__DIRECTIONS FOR THIS TASK__.
Every line of the data that contains the string "title" must be copied.
=== Begin Enclosure ===
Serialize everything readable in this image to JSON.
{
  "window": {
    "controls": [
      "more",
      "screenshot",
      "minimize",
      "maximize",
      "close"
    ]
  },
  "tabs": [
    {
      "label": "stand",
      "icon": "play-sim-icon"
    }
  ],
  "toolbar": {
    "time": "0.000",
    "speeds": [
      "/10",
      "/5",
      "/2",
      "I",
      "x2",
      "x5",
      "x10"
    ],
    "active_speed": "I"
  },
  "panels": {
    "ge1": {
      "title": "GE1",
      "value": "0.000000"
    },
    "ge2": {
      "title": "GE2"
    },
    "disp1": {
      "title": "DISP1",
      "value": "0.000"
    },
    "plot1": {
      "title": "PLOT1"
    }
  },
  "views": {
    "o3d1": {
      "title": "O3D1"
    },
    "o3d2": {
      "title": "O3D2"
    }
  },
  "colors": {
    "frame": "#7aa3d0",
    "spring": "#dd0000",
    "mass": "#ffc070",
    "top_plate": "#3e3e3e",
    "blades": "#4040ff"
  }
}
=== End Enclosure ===
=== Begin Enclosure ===
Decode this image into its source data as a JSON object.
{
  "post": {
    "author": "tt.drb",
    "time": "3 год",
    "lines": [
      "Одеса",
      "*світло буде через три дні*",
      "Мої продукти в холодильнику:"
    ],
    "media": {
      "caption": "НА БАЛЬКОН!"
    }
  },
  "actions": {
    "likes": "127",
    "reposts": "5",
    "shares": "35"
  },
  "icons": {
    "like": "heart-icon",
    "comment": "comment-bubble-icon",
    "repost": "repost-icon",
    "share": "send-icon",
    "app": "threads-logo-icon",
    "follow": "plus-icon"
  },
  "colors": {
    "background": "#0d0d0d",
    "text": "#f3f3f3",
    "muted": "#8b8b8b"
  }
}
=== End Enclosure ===
__WRITTEN RESPONSE__.
      "title": "GE1",
      "title": "GE2"
      "title": "DISP1",
      "title": "PLOT1"
      "title": "O3D1"
      "title": "O3D2"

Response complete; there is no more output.